## WORK TASK
Check each line of the entries for the string "value". Report only how many lines have it.

-- RECORDS FOR THIS EXERCISE follows --

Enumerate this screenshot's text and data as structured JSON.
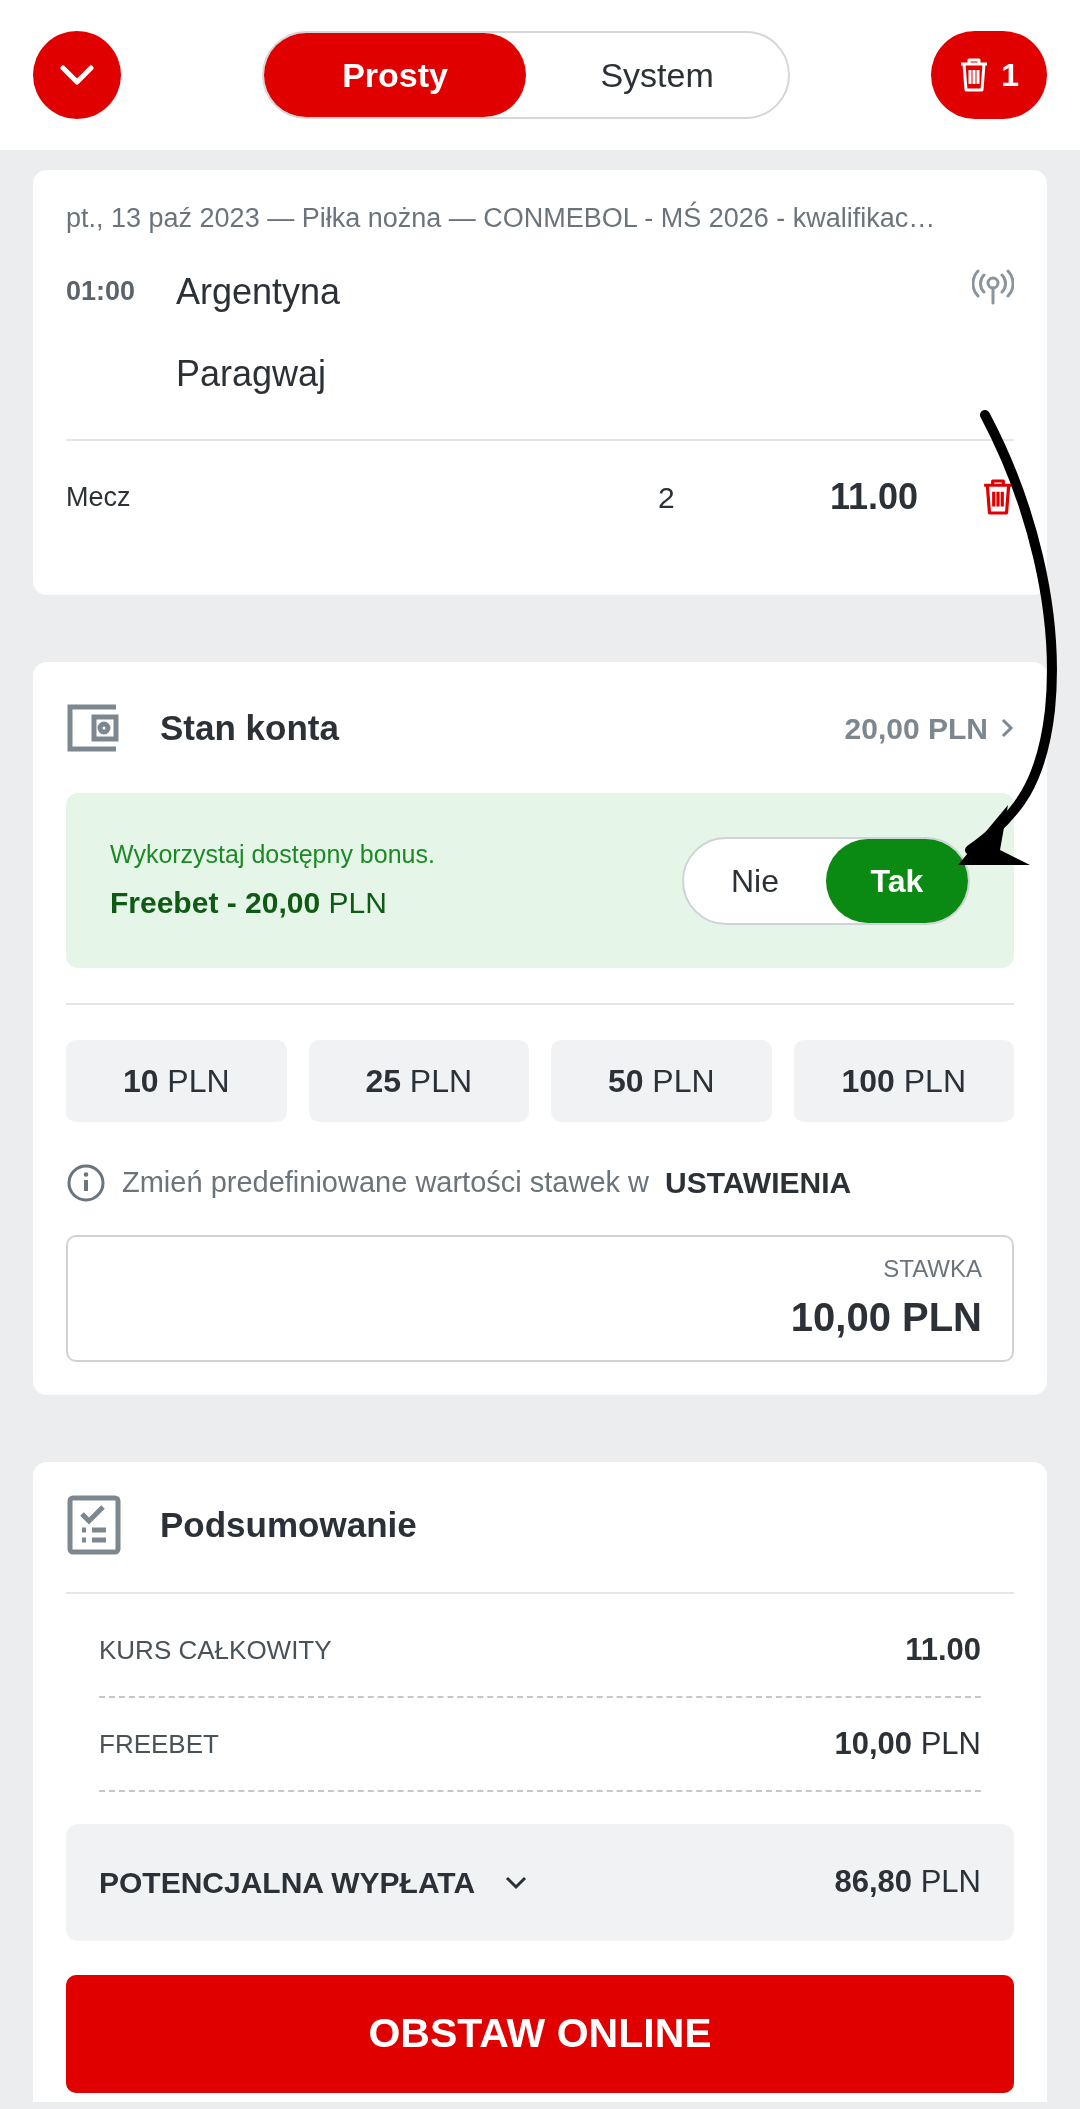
{
  "header": {
    "tabs": [
      {
        "label": "Prosty",
        "selected": true
      },
      {
        "label": "System",
        "selected": false
      }
    ],
    "bet_count": "1"
  },
  "event": {
    "meta": "pt., 13 paź 2023 — Piłka nożna — CONMEBOL - MŚ 2026 - kwalifikac…",
    "time": "01:00",
    "teams": [
      "Argentyna",
      "Paragwaj"
    ],
    "market": "Mecz",
    "pick": "2",
    "odds": "11.00"
  },
  "balance": {
    "title": "Stan konta",
    "amount": "20,00 PLN",
    "bonus": {
      "hint": "Wykorzystaj dostępny bonus.",
      "offer": "**Freebet - 20,00** PLN",
      "options": [
        {
          "label": "Nie",
          "selected": false
        },
        {
          "label": "Tak",
          "selected": true
        }
      ]
    },
    "presets": [
      "**10** PLN",
      "**25** PLN",
      "**50** PLN",
      "**100** PLN"
    ],
    "info": "Zmień predefiniowane wartości stawek w",
    "info_link": "USTAWIENIA",
    "stake": {
      "label": "STAWKA",
      "value": "10,00 PLN"
    }
  },
  "summary": {
    "title": "Podsumowanie",
    "rows": [
      {
        "label": "KURS CAŁKOWITY",
        "value": "**11.00**"
      },
      {
        "label": "FREEBET",
        "value": "**10,00** PLN"
      }
    ],
    "payout": {
      "label": "POTENCJALNA WYPŁATA",
      "value": "**86,80** PLN"
    },
    "submit": "OBSTAW ONLINE"
  }
}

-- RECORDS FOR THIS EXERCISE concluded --

## TASK RESULT
4